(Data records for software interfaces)
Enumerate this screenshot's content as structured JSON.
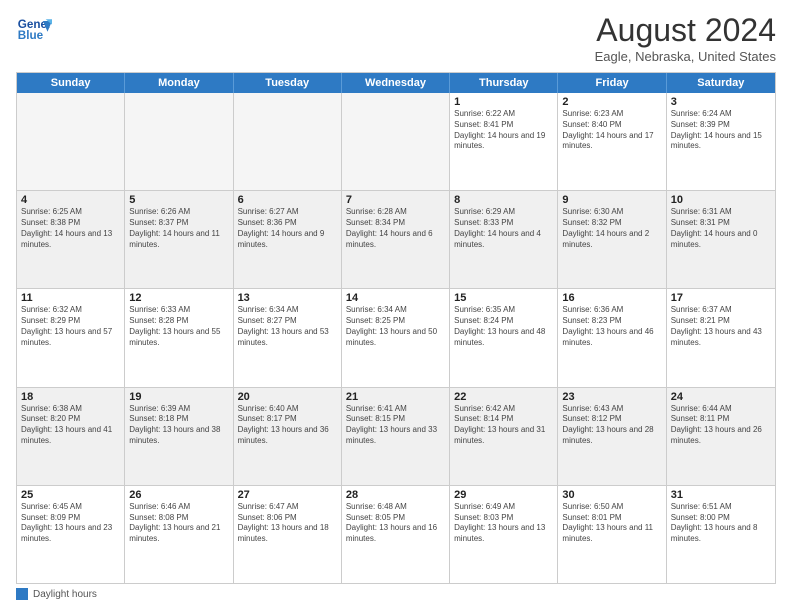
{
  "header": {
    "logo_line1": "General",
    "logo_line2": "Blue",
    "month_title": "August 2024",
    "location": "Eagle, Nebraska, United States"
  },
  "weekdays": [
    "Sunday",
    "Monday",
    "Tuesday",
    "Wednesday",
    "Thursday",
    "Friday",
    "Saturday"
  ],
  "footer": {
    "legend_label": "Daylight hours"
  },
  "weeks": [
    [
      {
        "day": "",
        "info": "",
        "empty": true
      },
      {
        "day": "",
        "info": "",
        "empty": true
      },
      {
        "day": "",
        "info": "",
        "empty": true
      },
      {
        "day": "",
        "info": "",
        "empty": true
      },
      {
        "day": "1",
        "info": "Sunrise: 6:22 AM\nSunset: 8:41 PM\nDaylight: 14 hours and 19 minutes.",
        "empty": false
      },
      {
        "day": "2",
        "info": "Sunrise: 6:23 AM\nSunset: 8:40 PM\nDaylight: 14 hours and 17 minutes.",
        "empty": false
      },
      {
        "day": "3",
        "info": "Sunrise: 6:24 AM\nSunset: 8:39 PM\nDaylight: 14 hours and 15 minutes.",
        "empty": false
      }
    ],
    [
      {
        "day": "4",
        "info": "Sunrise: 6:25 AM\nSunset: 8:38 PM\nDaylight: 14 hours and 13 minutes.",
        "empty": false
      },
      {
        "day": "5",
        "info": "Sunrise: 6:26 AM\nSunset: 8:37 PM\nDaylight: 14 hours and 11 minutes.",
        "empty": false
      },
      {
        "day": "6",
        "info": "Sunrise: 6:27 AM\nSunset: 8:36 PM\nDaylight: 14 hours and 9 minutes.",
        "empty": false
      },
      {
        "day": "7",
        "info": "Sunrise: 6:28 AM\nSunset: 8:34 PM\nDaylight: 14 hours and 6 minutes.",
        "empty": false
      },
      {
        "day": "8",
        "info": "Sunrise: 6:29 AM\nSunset: 8:33 PM\nDaylight: 14 hours and 4 minutes.",
        "empty": false
      },
      {
        "day": "9",
        "info": "Sunrise: 6:30 AM\nSunset: 8:32 PM\nDaylight: 14 hours and 2 minutes.",
        "empty": false
      },
      {
        "day": "10",
        "info": "Sunrise: 6:31 AM\nSunset: 8:31 PM\nDaylight: 14 hours and 0 minutes.",
        "empty": false
      }
    ],
    [
      {
        "day": "11",
        "info": "Sunrise: 6:32 AM\nSunset: 8:29 PM\nDaylight: 13 hours and 57 minutes.",
        "empty": false
      },
      {
        "day": "12",
        "info": "Sunrise: 6:33 AM\nSunset: 8:28 PM\nDaylight: 13 hours and 55 minutes.",
        "empty": false
      },
      {
        "day": "13",
        "info": "Sunrise: 6:34 AM\nSunset: 8:27 PM\nDaylight: 13 hours and 53 minutes.",
        "empty": false
      },
      {
        "day": "14",
        "info": "Sunrise: 6:34 AM\nSunset: 8:25 PM\nDaylight: 13 hours and 50 minutes.",
        "empty": false
      },
      {
        "day": "15",
        "info": "Sunrise: 6:35 AM\nSunset: 8:24 PM\nDaylight: 13 hours and 48 minutes.",
        "empty": false
      },
      {
        "day": "16",
        "info": "Sunrise: 6:36 AM\nSunset: 8:23 PM\nDaylight: 13 hours and 46 minutes.",
        "empty": false
      },
      {
        "day": "17",
        "info": "Sunrise: 6:37 AM\nSunset: 8:21 PM\nDaylight: 13 hours and 43 minutes.",
        "empty": false
      }
    ],
    [
      {
        "day": "18",
        "info": "Sunrise: 6:38 AM\nSunset: 8:20 PM\nDaylight: 13 hours and 41 minutes.",
        "empty": false
      },
      {
        "day": "19",
        "info": "Sunrise: 6:39 AM\nSunset: 8:18 PM\nDaylight: 13 hours and 38 minutes.",
        "empty": false
      },
      {
        "day": "20",
        "info": "Sunrise: 6:40 AM\nSunset: 8:17 PM\nDaylight: 13 hours and 36 minutes.",
        "empty": false
      },
      {
        "day": "21",
        "info": "Sunrise: 6:41 AM\nSunset: 8:15 PM\nDaylight: 13 hours and 33 minutes.",
        "empty": false
      },
      {
        "day": "22",
        "info": "Sunrise: 6:42 AM\nSunset: 8:14 PM\nDaylight: 13 hours and 31 minutes.",
        "empty": false
      },
      {
        "day": "23",
        "info": "Sunrise: 6:43 AM\nSunset: 8:12 PM\nDaylight: 13 hours and 28 minutes.",
        "empty": false
      },
      {
        "day": "24",
        "info": "Sunrise: 6:44 AM\nSunset: 8:11 PM\nDaylight: 13 hours and 26 minutes.",
        "empty": false
      }
    ],
    [
      {
        "day": "25",
        "info": "Sunrise: 6:45 AM\nSunset: 8:09 PM\nDaylight: 13 hours and 23 minutes.",
        "empty": false
      },
      {
        "day": "26",
        "info": "Sunrise: 6:46 AM\nSunset: 8:08 PM\nDaylight: 13 hours and 21 minutes.",
        "empty": false
      },
      {
        "day": "27",
        "info": "Sunrise: 6:47 AM\nSunset: 8:06 PM\nDaylight: 13 hours and 18 minutes.",
        "empty": false
      },
      {
        "day": "28",
        "info": "Sunrise: 6:48 AM\nSunset: 8:05 PM\nDaylight: 13 hours and 16 minutes.",
        "empty": false
      },
      {
        "day": "29",
        "info": "Sunrise: 6:49 AM\nSunset: 8:03 PM\nDaylight: 13 hours and 13 minutes.",
        "empty": false
      },
      {
        "day": "30",
        "info": "Sunrise: 6:50 AM\nSunset: 8:01 PM\nDaylight: 13 hours and 11 minutes.",
        "empty": false
      },
      {
        "day": "31",
        "info": "Sunrise: 6:51 AM\nSunset: 8:00 PM\nDaylight: 13 hours and 8 minutes.",
        "empty": false
      }
    ]
  ]
}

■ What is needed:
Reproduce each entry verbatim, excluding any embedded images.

■ Expected output:
Enumerate this screenshot's content as structured JSON.
{
  "header": {
    "logo_line1": "General",
    "logo_line2": "Blue",
    "month_title": "August 2024",
    "location": "Eagle, Nebraska, United States"
  },
  "weekdays": [
    "Sunday",
    "Monday",
    "Tuesday",
    "Wednesday",
    "Thursday",
    "Friday",
    "Saturday"
  ],
  "footer": {
    "legend_label": "Daylight hours"
  },
  "weeks": [
    [
      {
        "day": "",
        "info": "",
        "empty": true
      },
      {
        "day": "",
        "info": "",
        "empty": true
      },
      {
        "day": "",
        "info": "",
        "empty": true
      },
      {
        "day": "",
        "info": "",
        "empty": true
      },
      {
        "day": "1",
        "info": "Sunrise: 6:22 AM\nSunset: 8:41 PM\nDaylight: 14 hours and 19 minutes.",
        "empty": false
      },
      {
        "day": "2",
        "info": "Sunrise: 6:23 AM\nSunset: 8:40 PM\nDaylight: 14 hours and 17 minutes.",
        "empty": false
      },
      {
        "day": "3",
        "info": "Sunrise: 6:24 AM\nSunset: 8:39 PM\nDaylight: 14 hours and 15 minutes.",
        "empty": false
      }
    ],
    [
      {
        "day": "4",
        "info": "Sunrise: 6:25 AM\nSunset: 8:38 PM\nDaylight: 14 hours and 13 minutes.",
        "empty": false
      },
      {
        "day": "5",
        "info": "Sunrise: 6:26 AM\nSunset: 8:37 PM\nDaylight: 14 hours and 11 minutes.",
        "empty": false
      },
      {
        "day": "6",
        "info": "Sunrise: 6:27 AM\nSunset: 8:36 PM\nDaylight: 14 hours and 9 minutes.",
        "empty": false
      },
      {
        "day": "7",
        "info": "Sunrise: 6:28 AM\nSunset: 8:34 PM\nDaylight: 14 hours and 6 minutes.",
        "empty": false
      },
      {
        "day": "8",
        "info": "Sunrise: 6:29 AM\nSunset: 8:33 PM\nDaylight: 14 hours and 4 minutes.",
        "empty": false
      },
      {
        "day": "9",
        "info": "Sunrise: 6:30 AM\nSunset: 8:32 PM\nDaylight: 14 hours and 2 minutes.",
        "empty": false
      },
      {
        "day": "10",
        "info": "Sunrise: 6:31 AM\nSunset: 8:31 PM\nDaylight: 14 hours and 0 minutes.",
        "empty": false
      }
    ],
    [
      {
        "day": "11",
        "info": "Sunrise: 6:32 AM\nSunset: 8:29 PM\nDaylight: 13 hours and 57 minutes.",
        "empty": false
      },
      {
        "day": "12",
        "info": "Sunrise: 6:33 AM\nSunset: 8:28 PM\nDaylight: 13 hours and 55 minutes.",
        "empty": false
      },
      {
        "day": "13",
        "info": "Sunrise: 6:34 AM\nSunset: 8:27 PM\nDaylight: 13 hours and 53 minutes.",
        "empty": false
      },
      {
        "day": "14",
        "info": "Sunrise: 6:34 AM\nSunset: 8:25 PM\nDaylight: 13 hours and 50 minutes.",
        "empty": false
      },
      {
        "day": "15",
        "info": "Sunrise: 6:35 AM\nSunset: 8:24 PM\nDaylight: 13 hours and 48 minutes.",
        "empty": false
      },
      {
        "day": "16",
        "info": "Sunrise: 6:36 AM\nSunset: 8:23 PM\nDaylight: 13 hours and 46 minutes.",
        "empty": false
      },
      {
        "day": "17",
        "info": "Sunrise: 6:37 AM\nSunset: 8:21 PM\nDaylight: 13 hours and 43 minutes.",
        "empty": false
      }
    ],
    [
      {
        "day": "18",
        "info": "Sunrise: 6:38 AM\nSunset: 8:20 PM\nDaylight: 13 hours and 41 minutes.",
        "empty": false
      },
      {
        "day": "19",
        "info": "Sunrise: 6:39 AM\nSunset: 8:18 PM\nDaylight: 13 hours and 38 minutes.",
        "empty": false
      },
      {
        "day": "20",
        "info": "Sunrise: 6:40 AM\nSunset: 8:17 PM\nDaylight: 13 hours and 36 minutes.",
        "empty": false
      },
      {
        "day": "21",
        "info": "Sunrise: 6:41 AM\nSunset: 8:15 PM\nDaylight: 13 hours and 33 minutes.",
        "empty": false
      },
      {
        "day": "22",
        "info": "Sunrise: 6:42 AM\nSunset: 8:14 PM\nDaylight: 13 hours and 31 minutes.",
        "empty": false
      },
      {
        "day": "23",
        "info": "Sunrise: 6:43 AM\nSunset: 8:12 PM\nDaylight: 13 hours and 28 minutes.",
        "empty": false
      },
      {
        "day": "24",
        "info": "Sunrise: 6:44 AM\nSunset: 8:11 PM\nDaylight: 13 hours and 26 minutes.",
        "empty": false
      }
    ],
    [
      {
        "day": "25",
        "info": "Sunrise: 6:45 AM\nSunset: 8:09 PM\nDaylight: 13 hours and 23 minutes.",
        "empty": false
      },
      {
        "day": "26",
        "info": "Sunrise: 6:46 AM\nSunset: 8:08 PM\nDaylight: 13 hours and 21 minutes.",
        "empty": false
      },
      {
        "day": "27",
        "info": "Sunrise: 6:47 AM\nSunset: 8:06 PM\nDaylight: 13 hours and 18 minutes.",
        "empty": false
      },
      {
        "day": "28",
        "info": "Sunrise: 6:48 AM\nSunset: 8:05 PM\nDaylight: 13 hours and 16 minutes.",
        "empty": false
      },
      {
        "day": "29",
        "info": "Sunrise: 6:49 AM\nSunset: 8:03 PM\nDaylight: 13 hours and 13 minutes.",
        "empty": false
      },
      {
        "day": "30",
        "info": "Sunrise: 6:50 AM\nSunset: 8:01 PM\nDaylight: 13 hours and 11 minutes.",
        "empty": false
      },
      {
        "day": "31",
        "info": "Sunrise: 6:51 AM\nSunset: 8:00 PM\nDaylight: 13 hours and 8 minutes.",
        "empty": false
      }
    ]
  ]
}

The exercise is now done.